I know I recently said that Pere Ubu sound like the Midwest – all post-industrial, bent-out-of-shape weirdness – but the very heart and soul of Midwestern rock n' roll was, and still is The Replacements. Why? Because unlike the Jersey boys and girls that Springsteen sang about who just wanted to get the fuck out and start new lives, Paul Westerberg wrote anthems for the throngs of bored but not too lazy to go anywhere kids from the Rust Belt: the dairy towns of Wisconson, the burnt out Detroit suburbs, and of course his home state where many are born but few ever leave, Minnesota.
In October of 1985, to celebrate the release of the album Tim – the one that would surely make them the biggest band in the universe – The 'Mats took their hometown of Minneapolis by storm with a five night stand at the 7th Street Entry. A second after some random crowd member yells out “more amphetamines” like beer-soaked tigers sprung from their cage, Westerberg and Co. absolutely rip the venue apart for a set nearly two times the length of the album they were releasing.

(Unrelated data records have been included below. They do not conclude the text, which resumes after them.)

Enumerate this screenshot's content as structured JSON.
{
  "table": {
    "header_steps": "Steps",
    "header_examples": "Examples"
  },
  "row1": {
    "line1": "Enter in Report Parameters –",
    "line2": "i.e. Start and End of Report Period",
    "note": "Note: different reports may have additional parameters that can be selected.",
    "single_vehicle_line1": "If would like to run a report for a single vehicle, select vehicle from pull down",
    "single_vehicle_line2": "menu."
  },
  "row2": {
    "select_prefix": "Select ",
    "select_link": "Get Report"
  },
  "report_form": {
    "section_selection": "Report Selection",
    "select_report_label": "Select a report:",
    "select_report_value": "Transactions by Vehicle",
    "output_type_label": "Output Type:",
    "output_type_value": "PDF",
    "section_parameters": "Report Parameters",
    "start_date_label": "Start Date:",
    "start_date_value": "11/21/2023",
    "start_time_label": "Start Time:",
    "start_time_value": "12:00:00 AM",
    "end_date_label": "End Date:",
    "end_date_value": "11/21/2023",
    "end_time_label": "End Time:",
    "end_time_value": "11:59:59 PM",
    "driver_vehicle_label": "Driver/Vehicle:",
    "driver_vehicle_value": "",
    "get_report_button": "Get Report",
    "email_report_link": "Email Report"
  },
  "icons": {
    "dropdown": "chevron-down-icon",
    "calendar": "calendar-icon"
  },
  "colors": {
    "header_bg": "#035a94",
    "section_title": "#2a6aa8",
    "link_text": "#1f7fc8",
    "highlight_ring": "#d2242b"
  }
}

Giving a listen to this show, one grasps that The Replacements might have been on the cusp of becoming the group of guys that made it, one hit away from forever cementing their reputation as the great American band. But something went wrong, and like many of the greats they came up just short in their own time only to influence an entire generation after their demise. But on this autumn night in October, from the originals to the covers (Alice Cooper's classic “Eighteen” makes an appearance here), there was no band that could match The Replacements in the entire world. I'd be hard pressed to find anyone that could even today, but as things go it was just never meant to be.